After finishing 2nd in the Big 12, with a 40-16 record, Jamieson's Tigers were headed to the 5th of what would be 7 straight Regionals for MU. Except this time, they weren't headed anywhere, because Mizzou was selected to host their first ever Regional at Taylor Stadium. That weekend remains the high point for all my years following MU Baseball, not for the way it turned out, but for the experience of seeing spill-over crowds fill Taylor Stadium with so much energy. The place was rocking, and the grins on the faces of the long-suffering faithful fans of the team were as wide as a mile. Big shots from both town and gown showed up for the games. I found myself answering a flurry of questions from the newbies around me, telling them about season tickets, the players, and the unique quirks of college baseball. Of course, then it all went into the toilet with a rush.  I shudder every time I've seen the name of Louisville's Chris Dominguez on the same roster as former Tiger Ryan Lollis as they made their way together through the San Francisco Giants' minor leagues.

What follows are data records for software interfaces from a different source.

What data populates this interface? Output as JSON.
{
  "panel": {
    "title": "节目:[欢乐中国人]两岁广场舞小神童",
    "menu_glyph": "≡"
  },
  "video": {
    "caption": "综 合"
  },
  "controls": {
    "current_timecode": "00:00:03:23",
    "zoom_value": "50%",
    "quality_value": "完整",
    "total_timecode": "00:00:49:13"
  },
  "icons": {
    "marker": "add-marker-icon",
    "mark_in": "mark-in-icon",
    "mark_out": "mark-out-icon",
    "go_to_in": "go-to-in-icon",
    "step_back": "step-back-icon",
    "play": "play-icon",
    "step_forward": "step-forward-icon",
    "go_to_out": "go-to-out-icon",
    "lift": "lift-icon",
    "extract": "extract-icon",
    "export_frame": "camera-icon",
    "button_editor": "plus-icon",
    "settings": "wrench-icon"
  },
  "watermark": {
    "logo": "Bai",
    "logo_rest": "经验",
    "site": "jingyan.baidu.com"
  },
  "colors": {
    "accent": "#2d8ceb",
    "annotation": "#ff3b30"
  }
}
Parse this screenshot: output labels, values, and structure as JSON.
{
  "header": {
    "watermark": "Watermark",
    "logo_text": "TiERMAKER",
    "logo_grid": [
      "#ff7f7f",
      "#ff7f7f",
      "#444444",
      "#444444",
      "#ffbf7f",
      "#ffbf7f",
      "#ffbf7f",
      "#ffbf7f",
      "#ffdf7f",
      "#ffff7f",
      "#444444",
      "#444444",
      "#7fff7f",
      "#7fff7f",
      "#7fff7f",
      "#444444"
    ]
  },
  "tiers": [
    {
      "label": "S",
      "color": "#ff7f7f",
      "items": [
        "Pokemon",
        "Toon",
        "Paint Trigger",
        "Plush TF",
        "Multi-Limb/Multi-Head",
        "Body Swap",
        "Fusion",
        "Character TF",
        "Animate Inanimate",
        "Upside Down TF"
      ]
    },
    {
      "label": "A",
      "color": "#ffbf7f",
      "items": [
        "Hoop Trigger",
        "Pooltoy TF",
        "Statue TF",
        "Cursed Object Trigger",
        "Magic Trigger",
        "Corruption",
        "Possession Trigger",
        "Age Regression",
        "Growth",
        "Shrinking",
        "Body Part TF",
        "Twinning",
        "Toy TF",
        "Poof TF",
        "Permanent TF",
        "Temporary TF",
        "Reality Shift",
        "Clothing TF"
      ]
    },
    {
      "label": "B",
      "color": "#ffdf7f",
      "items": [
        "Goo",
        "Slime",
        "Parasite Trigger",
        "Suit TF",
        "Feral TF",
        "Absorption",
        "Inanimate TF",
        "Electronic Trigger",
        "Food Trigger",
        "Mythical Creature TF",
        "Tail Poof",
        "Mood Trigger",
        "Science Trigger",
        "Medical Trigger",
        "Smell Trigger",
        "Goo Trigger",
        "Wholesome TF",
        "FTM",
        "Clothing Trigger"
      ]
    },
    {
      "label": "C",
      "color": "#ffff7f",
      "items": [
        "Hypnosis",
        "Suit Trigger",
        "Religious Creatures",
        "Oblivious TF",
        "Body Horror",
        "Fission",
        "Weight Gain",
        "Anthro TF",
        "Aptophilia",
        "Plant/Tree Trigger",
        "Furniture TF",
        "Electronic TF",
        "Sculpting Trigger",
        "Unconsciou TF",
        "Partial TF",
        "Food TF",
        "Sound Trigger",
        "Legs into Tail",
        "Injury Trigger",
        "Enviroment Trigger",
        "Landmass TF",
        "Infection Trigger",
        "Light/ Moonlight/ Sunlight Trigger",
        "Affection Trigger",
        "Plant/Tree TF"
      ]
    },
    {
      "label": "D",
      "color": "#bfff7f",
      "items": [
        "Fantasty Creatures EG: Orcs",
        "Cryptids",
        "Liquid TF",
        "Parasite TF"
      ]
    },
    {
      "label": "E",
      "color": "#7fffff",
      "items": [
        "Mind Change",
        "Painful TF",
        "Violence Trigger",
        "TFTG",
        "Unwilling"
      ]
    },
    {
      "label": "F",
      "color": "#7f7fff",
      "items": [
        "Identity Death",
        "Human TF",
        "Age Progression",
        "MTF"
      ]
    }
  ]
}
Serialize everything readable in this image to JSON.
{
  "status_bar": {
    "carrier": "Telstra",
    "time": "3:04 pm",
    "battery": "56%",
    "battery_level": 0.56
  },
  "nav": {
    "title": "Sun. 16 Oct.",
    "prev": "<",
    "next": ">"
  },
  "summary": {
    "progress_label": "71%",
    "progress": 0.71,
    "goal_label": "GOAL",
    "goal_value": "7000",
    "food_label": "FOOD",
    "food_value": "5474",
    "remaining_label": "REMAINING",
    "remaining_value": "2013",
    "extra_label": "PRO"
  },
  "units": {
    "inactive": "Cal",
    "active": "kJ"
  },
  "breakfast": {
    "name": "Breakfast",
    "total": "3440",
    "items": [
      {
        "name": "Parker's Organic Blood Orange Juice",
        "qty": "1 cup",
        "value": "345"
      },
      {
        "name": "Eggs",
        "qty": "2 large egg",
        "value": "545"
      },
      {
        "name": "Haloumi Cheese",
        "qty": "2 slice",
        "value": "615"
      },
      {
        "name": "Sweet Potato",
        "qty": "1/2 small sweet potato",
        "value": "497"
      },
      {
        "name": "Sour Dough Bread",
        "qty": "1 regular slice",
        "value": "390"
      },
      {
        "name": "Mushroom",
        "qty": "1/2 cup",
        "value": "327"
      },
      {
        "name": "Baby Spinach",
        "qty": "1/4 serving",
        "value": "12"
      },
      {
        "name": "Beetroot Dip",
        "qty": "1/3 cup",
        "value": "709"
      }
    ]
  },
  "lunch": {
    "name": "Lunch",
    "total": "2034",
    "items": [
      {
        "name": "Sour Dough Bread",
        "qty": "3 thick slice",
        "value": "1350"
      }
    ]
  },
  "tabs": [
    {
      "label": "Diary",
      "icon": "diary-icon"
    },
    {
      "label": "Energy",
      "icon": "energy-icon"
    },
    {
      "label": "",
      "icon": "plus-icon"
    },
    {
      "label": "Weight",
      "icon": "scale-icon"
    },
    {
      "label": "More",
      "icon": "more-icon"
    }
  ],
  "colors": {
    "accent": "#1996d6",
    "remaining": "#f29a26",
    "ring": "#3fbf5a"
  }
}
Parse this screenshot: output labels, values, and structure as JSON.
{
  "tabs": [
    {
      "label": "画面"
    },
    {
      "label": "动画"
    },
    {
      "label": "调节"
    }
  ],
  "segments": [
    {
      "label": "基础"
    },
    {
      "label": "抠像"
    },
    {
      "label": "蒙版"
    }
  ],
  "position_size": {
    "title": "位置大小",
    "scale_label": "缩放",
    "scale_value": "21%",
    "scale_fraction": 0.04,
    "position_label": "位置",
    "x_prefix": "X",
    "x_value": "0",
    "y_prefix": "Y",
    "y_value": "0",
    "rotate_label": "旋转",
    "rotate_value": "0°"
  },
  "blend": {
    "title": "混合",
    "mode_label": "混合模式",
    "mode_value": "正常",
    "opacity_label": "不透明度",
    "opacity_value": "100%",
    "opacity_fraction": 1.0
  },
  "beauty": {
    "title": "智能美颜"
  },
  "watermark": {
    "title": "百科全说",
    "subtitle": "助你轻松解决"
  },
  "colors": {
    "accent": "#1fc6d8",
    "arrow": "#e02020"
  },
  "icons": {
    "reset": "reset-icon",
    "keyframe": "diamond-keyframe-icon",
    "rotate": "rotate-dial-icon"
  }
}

Jamieson had developed a reputation for taking his teams deep in the Big 12 Tourney during MU's final seasons in the conference.  They lost the 2010 championship game to Texas, 12-7.  They took Texas A&M all the way to the 10th inning of the 2011 championship game before losing, 10-9.  In 2012, after an up-and-down season,  Jamieson's Tigers tore through their final Big 12 Tournament with 4 straight wins, run-ruling the hated Kansas Jayhawks 12-2 in Game 3 and defeating the Sooners, 8-7, in the championship game.

The end of an era

Unfortunately, the past several years have been inconsistent, with more downs than ups. Most people like to blame the move to the SEC, but that doesn't really paint the whole picture.  As I've said before, the SEC is probably the best conference in D-1 baseball, but not by as much as people like to think.

Jamieson's downfall had its roots in the five years preceding the 2015 season, when the team compiled a record of 127-151. Even in the final Big 12 season, when the Tigers won the Big 12 Tournament, their regular season record was 28-26, just 12-14  in the Big 12. Without that tournament win, Mizzou would almost certainly not have received an invitation to the NCAA Regionals. Altogether, that adds up to missing the Regionals 6 out of the past 7 seasons, not a good record.

And that's been the complaint all along. Even in the good years, even when Tim Jamieson managed to get his team into the Regionals, they were barely making it most of those years. Apparently Mack Rhoades has decided he expects more.

Whatever the cause, and there are probably several factors, Jamieson's long run as Mizzou's head coach came to an end with a whimper this week. I've always said that Tim Jamieson is a good man and a good coach, even if he's not one of the greats.  He runs a clean program, and he has always earned my respect. I wish him well in whatever is next for him.

Here's a final Tip of the Cap to Coach J.